→ WHAT IS BEING ASKED:
Each entry is to be retyped without alteration, and no picture is to be included.

→ Collected data entries:
****************************************
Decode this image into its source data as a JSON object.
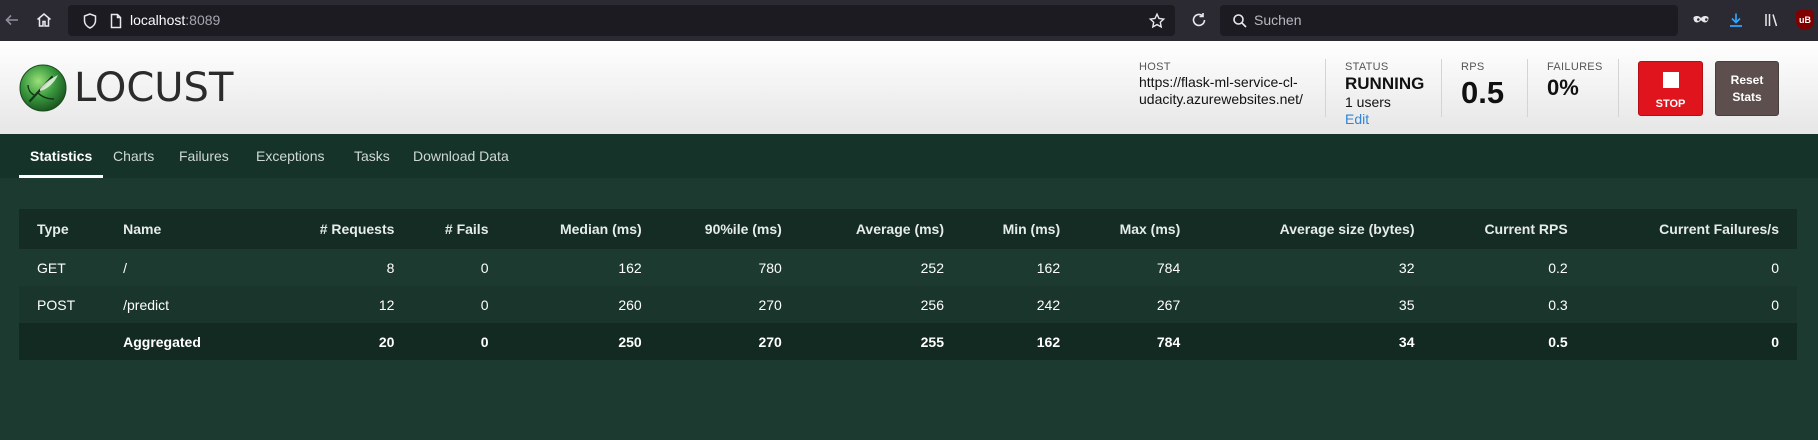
{
  "browser": {
    "url_host": "localhost",
    "url_port": ":8089",
    "search_placeholder": "Suchen"
  },
  "header": {
    "logo_text": "LOCUST",
    "host_label": "HOST",
    "host_value": "https://flask-ml-service-cl-udacity.azurewebsites.net/",
    "status_label": "STATUS",
    "status_value": "RUNNING",
    "users_value": "1 users",
    "edit_label": "Edit",
    "rps_label": "RPS",
    "rps_value": "0.5",
    "failures_label": "FAILURES",
    "failures_value": "0%",
    "stop_label": "STOP",
    "reset_label": "Reset Stats"
  },
  "tabs": [
    {
      "label": "Statistics",
      "active": true
    },
    {
      "label": "Charts",
      "active": false
    },
    {
      "label": "Failures",
      "active": false
    },
    {
      "label": "Exceptions",
      "active": false
    },
    {
      "label": "Tasks",
      "active": false
    },
    {
      "label": "Download Data",
      "active": false
    }
  ],
  "stats": {
    "columns": [
      "Type",
      "Name",
      "# Requests",
      "# Fails",
      "Median (ms)",
      "90%ile (ms)",
      "Average (ms)",
      "Min (ms)",
      "Max (ms)",
      "Average size (bytes)",
      "Current RPS",
      "Current Failures/s"
    ],
    "rows": [
      [
        "GET",
        "/",
        "8",
        "0",
        "162",
        "780",
        "252",
        "162",
        "784",
        "32",
        "0.2",
        "0"
      ],
      [
        "POST",
        "/predict",
        "12",
        "0",
        "260",
        "270",
        "256",
        "242",
        "267",
        "35",
        "0.3",
        "0"
      ],
      [
        "",
        "Aggregated",
        "20",
        "0",
        "250",
        "270",
        "255",
        "162",
        "784",
        "34",
        "0.5",
        "0"
      ]
    ]
  },
  "colors": {
    "page_bg": "#1c3a2f",
    "tab_bar_bg": "#16332a",
    "stop_red": "#e0141c",
    "reset_brown": "#5e4f4f",
    "edit_link": "#2f86d6"
  }
}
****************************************
→ ANSWER SPACE:
Decode this image into its source data as a JSON object.
{
  "browser": {
    "url_host": "localhost",
    "url_port": ":8089",
    "search_placeholder": "Suchen"
  },
  "header": {
    "logo_text": "LOCUST",
    "host_label": "HOST",
    "host_value": "https://flask-ml-service-cl-udacity.azurewebsites.net/",
    "status_label": "STATUS",
    "status_value": "RUNNING",
    "users_value": "1 users",
    "edit_label": "Edit",
    "rps_label": "RPS",
    "rps_value": "0.5",
    "failures_label": "FAILURES",
    "failures_value": "0%",
    "stop_label": "STOP",
    "reset_label": "Reset Stats"
  },
  "tabs": [
    {
      "label": "Statistics",
      "active": true
    },
    {
      "label": "Charts",
      "active": false
    },
    {
      "label": "Failures",
      "active": false
    },
    {
      "label": "Exceptions",
      "active": false
    },
    {
      "label": "Tasks",
      "active": false
    },
    {
      "label": "Download Data",
      "active": false
    }
  ],
  "stats": {
    "columns": [
      "Type",
      "Name",
      "# Requests",
      "# Fails",
      "Median (ms)",
      "90%ile (ms)",
      "Average (ms)",
      "Min (ms)",
      "Max (ms)",
      "Average size (bytes)",
      "Current RPS",
      "Current Failures/s"
    ],
    "rows": [
      [
        "GET",
        "/",
        "8",
        "0",
        "162",
        "780",
        "252",
        "162",
        "784",
        "32",
        "0.2",
        "0"
      ],
      [
        "POST",
        "/predict",
        "12",
        "0",
        "260",
        "270",
        "256",
        "242",
        "267",
        "35",
        "0.3",
        "0"
      ],
      [
        "",
        "Aggregated",
        "20",
        "0",
        "250",
        "270",
        "255",
        "162",
        "784",
        "34",
        "0.5",
        "0"
      ]
    ]
  },
  "colors": {
    "page_bg": "#1c3a2f",
    "tab_bar_bg": "#16332a",
    "stop_red": "#e0141c",
    "reset_brown": "#5e4f4f",
    "edit_link": "#2f86d6"
  }
}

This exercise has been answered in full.